There are more scratchboard artists than you may imagine, and most create their art using a variety of tools, such as steel wool, fiberglass brushes (yes, that’s a thing), metal scrapers, etc. But I have limited myself (purposefully) to using only a single Xacto blade. I work my layers, of which there are up to 12 or more in a single artwork, in very precise grid of crosshatching. I want my scratches to be visible when viewed up close. I am seeking a delicate balance between lifelike and graphic. From a distance, my work presents as a photograph, but upon inspection you will see the very distinct and hard lines of every crosshatched layer.
Scratchboard is unlike any other medium I have tried. It is confusing, difficult, laborious, and hard to explain. But isn’t that part of what makes it so interesting? What is an artist without a little dose of difficulty? Aren’t we, as artists, difficult people? How many bland and compliant artists do you know? I’m guessing not many. I feel lucky to have found a medium that suits me so well. In fact, I may go so far as to say my medium is an extension of who I am as a person—a dozen shades of gray, hard to understand, not everyone’s cup of tea, pretty from far away, but up close, a carefully arranged grid of chaos.
For one final consideration of scratchboard, think about this: every fully-rendered square inch of one of my finished pieces has an average of 352 lines that have been scratched through it. Yes, I have done the math (I have a love affair with numbers). Therefore, my average 12x16” scratchboard piece, which has 192 square inches, contains 67,584 individually scratched lines.

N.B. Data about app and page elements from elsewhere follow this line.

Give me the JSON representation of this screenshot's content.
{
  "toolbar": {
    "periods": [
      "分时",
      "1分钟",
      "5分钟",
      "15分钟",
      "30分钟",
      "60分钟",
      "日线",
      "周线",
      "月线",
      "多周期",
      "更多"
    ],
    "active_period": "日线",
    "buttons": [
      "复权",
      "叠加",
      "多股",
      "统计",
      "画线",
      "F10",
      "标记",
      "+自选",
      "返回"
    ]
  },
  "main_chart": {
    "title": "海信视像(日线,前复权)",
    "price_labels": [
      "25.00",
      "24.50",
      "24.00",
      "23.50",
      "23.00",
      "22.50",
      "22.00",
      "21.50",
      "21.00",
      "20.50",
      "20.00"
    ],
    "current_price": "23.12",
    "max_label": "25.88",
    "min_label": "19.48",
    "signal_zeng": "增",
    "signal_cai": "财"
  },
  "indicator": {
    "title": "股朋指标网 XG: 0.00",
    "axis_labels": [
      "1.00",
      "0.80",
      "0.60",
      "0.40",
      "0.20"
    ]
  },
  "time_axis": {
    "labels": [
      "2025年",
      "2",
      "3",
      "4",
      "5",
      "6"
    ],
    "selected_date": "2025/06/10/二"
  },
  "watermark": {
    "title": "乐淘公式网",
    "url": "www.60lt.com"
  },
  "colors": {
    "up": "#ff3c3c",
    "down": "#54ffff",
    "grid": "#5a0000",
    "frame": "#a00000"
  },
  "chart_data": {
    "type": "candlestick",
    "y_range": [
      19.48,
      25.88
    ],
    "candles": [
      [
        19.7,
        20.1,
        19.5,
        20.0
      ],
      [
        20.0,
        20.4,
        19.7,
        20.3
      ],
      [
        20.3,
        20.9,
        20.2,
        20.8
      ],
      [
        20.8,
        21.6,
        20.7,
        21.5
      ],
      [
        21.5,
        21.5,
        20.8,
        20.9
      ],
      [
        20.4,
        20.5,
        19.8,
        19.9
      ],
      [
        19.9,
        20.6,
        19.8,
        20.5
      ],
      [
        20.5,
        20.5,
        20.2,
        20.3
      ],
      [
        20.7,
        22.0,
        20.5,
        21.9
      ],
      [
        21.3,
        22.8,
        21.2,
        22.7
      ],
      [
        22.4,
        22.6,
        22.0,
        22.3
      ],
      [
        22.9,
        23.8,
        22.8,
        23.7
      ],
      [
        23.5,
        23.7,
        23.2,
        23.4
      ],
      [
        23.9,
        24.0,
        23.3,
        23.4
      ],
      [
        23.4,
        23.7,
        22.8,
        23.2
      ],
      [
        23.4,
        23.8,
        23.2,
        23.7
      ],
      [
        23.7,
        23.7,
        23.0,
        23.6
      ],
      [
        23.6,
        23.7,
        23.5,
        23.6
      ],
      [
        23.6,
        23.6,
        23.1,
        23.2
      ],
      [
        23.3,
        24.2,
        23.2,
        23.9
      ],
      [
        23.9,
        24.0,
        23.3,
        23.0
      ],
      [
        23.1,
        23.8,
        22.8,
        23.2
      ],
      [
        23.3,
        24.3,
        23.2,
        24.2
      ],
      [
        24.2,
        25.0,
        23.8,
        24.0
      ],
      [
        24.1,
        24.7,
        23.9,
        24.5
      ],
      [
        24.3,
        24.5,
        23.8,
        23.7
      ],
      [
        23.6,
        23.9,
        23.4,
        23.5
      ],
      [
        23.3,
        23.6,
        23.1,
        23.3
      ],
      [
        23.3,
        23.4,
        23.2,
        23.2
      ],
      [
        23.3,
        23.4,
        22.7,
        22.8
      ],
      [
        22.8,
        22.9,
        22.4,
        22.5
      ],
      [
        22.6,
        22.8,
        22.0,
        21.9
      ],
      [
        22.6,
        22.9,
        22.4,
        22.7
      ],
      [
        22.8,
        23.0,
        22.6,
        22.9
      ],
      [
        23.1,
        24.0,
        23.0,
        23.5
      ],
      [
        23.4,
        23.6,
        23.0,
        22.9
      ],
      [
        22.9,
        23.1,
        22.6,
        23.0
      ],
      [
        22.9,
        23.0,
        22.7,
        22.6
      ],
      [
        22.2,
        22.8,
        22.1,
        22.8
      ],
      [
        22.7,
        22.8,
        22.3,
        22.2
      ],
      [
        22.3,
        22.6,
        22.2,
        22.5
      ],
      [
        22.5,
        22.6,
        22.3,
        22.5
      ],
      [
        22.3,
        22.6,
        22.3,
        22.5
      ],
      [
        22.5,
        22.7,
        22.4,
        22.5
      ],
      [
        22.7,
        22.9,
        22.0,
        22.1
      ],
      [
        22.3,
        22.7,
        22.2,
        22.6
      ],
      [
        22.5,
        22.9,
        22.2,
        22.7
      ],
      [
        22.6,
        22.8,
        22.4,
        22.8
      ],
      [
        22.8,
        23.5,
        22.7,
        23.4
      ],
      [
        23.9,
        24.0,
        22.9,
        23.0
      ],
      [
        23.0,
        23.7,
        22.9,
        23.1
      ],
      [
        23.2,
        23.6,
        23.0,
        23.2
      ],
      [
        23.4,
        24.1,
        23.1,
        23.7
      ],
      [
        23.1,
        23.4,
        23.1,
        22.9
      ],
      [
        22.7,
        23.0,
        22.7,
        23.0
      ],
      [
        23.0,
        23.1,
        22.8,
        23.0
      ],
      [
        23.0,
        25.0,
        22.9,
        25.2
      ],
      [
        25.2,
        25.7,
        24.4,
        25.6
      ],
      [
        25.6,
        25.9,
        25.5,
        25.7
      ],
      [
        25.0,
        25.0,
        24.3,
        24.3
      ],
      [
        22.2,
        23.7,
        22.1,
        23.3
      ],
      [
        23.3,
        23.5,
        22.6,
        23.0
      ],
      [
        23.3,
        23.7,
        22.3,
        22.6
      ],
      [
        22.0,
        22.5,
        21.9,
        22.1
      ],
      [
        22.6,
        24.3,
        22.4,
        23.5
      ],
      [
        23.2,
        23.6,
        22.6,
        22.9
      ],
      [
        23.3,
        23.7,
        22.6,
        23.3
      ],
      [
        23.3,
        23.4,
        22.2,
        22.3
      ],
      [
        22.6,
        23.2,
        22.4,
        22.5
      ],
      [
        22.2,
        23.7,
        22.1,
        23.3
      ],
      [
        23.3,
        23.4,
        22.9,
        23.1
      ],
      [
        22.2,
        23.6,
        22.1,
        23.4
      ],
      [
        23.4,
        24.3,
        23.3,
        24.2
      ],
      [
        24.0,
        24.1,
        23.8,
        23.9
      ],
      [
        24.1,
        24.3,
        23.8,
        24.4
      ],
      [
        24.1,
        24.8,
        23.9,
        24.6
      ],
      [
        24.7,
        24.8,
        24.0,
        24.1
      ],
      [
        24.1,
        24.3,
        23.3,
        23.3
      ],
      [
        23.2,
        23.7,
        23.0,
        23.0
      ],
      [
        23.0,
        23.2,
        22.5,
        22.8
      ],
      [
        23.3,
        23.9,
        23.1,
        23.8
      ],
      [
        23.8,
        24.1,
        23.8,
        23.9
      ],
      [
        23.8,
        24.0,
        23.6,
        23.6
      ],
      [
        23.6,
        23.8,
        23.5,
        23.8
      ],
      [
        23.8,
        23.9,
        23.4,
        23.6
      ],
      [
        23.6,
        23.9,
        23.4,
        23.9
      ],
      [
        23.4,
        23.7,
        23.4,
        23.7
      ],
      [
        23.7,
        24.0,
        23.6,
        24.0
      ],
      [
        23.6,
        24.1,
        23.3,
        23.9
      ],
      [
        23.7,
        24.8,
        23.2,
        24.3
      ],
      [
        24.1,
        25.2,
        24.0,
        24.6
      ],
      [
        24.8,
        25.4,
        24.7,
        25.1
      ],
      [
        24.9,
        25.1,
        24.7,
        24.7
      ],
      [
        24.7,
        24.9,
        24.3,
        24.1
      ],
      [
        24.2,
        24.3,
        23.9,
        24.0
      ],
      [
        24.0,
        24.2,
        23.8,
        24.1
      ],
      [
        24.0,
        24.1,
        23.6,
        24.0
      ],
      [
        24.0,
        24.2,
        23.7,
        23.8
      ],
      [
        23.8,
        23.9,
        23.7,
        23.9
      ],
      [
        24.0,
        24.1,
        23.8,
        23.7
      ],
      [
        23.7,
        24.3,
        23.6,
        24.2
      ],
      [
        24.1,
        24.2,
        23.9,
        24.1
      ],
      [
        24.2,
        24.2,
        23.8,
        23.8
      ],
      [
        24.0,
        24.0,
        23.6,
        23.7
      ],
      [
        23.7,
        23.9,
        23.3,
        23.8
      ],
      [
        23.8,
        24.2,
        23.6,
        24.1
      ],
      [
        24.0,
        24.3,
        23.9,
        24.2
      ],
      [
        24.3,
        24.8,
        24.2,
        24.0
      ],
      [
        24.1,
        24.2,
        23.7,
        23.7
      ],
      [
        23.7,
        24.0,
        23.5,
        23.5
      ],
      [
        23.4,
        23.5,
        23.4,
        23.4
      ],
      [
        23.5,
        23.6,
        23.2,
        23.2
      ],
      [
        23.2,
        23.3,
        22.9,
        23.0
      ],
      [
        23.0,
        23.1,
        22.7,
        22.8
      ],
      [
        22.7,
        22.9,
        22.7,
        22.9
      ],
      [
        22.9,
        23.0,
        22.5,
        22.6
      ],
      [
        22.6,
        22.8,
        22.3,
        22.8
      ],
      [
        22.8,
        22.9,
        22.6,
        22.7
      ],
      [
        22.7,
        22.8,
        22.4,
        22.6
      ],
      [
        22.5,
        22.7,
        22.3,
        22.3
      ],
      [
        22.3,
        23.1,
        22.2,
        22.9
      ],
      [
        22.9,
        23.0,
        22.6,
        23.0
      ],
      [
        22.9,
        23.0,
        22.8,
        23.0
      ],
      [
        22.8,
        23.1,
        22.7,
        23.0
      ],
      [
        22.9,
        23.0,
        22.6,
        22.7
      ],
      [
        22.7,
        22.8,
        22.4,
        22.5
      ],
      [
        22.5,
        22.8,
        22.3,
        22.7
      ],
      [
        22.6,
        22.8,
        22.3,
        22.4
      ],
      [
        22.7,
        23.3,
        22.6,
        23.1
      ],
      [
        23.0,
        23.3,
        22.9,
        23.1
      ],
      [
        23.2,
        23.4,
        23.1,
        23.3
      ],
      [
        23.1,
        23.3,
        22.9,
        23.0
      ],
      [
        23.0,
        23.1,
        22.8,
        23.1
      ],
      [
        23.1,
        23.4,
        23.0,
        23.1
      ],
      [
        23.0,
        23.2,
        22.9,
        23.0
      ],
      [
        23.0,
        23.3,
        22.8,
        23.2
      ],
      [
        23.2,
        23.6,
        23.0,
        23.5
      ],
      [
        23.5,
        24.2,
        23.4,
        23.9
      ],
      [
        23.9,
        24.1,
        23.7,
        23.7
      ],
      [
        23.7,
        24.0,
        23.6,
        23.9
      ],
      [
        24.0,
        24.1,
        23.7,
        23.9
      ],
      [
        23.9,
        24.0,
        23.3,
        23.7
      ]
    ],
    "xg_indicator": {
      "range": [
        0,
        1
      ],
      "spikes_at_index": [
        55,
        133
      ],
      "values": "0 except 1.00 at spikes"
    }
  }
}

You can see in the example I show above (which is, by the way, one of the pieces in my new collection that will be shown on Oct 26th, with thanks to Creative Pinellas) the difference between viewing from afar and viewing up close. This particular piece is 16x20” and contains approximately 112,640 individually scratched lines. Not that you were counting.